Anticipation is building once again toward a U.S.-China trade agreement that would pause tariff escalation or even partially reverse it, and potentially include a range of commitments covering agricultural purchases, market access, currency, and intellectual property protections. Simultaneously, there are signs of emphasis from Beijing on reform policy, showing some willingness to engage on sensitive policy issues where reforms have been largely stalled for some time. Should reform fanfare amid ongoing trade negotiations be considered a harbinger of change or just more of the same?
We were early to observe that U.S.-China relations as we knew them were changing fundamentally. We did not think it did any good to pretend that we were just going through a rough patch: engagement had been justified and sustained by signs of China’s policy convergence with market economy norms. The critical mass of evidence that this was still the case had eroded, and without that divergence was inevitable.
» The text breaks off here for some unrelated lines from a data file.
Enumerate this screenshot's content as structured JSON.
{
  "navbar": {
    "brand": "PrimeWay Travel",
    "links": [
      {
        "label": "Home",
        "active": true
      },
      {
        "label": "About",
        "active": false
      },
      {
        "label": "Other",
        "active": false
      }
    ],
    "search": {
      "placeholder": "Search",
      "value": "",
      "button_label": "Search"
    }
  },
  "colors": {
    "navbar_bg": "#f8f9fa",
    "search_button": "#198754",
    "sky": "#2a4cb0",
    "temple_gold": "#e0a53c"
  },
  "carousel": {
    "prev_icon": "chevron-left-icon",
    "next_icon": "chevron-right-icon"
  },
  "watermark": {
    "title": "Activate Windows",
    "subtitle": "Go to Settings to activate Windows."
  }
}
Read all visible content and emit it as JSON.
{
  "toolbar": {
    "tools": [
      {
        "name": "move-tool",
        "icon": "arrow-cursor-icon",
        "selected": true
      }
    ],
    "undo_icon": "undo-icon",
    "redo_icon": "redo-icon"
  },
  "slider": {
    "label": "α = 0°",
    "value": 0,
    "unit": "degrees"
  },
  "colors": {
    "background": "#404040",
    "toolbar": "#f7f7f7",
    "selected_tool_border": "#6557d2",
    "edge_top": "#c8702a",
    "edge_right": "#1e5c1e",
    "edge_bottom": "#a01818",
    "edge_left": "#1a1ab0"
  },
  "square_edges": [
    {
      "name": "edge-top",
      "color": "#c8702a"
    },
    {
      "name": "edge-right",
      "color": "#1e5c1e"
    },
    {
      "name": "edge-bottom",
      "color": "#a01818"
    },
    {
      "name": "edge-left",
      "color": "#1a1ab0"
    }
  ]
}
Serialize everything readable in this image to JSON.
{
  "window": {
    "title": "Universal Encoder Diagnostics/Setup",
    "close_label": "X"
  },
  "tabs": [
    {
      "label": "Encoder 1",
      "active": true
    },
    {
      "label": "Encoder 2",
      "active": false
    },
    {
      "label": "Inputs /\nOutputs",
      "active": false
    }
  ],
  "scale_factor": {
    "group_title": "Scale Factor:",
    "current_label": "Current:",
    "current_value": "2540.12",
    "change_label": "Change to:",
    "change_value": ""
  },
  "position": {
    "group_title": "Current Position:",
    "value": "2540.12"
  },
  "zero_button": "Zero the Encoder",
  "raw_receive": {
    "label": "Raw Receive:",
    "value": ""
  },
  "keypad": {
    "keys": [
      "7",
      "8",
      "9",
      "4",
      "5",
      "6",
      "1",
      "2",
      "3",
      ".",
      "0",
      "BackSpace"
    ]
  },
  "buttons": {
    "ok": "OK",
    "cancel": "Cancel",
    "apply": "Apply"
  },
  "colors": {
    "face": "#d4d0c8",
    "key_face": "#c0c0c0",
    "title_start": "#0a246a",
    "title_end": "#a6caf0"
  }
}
Trade tensions are weighing on China’s economy, but headwinds are blowing more from the consequences of domestic policy imprudence in the name of growth, which now contribute to faltering performance and future challenges. The silver lining of near-term pessimism about the costs of U.S.-China tensions and a broader U.S.-China decoupling is that these conditions may hasten a change in course for Beijing, resulting in bolder reforms. Indeed, some U.S. policymakers are hoping for this narrative playing out.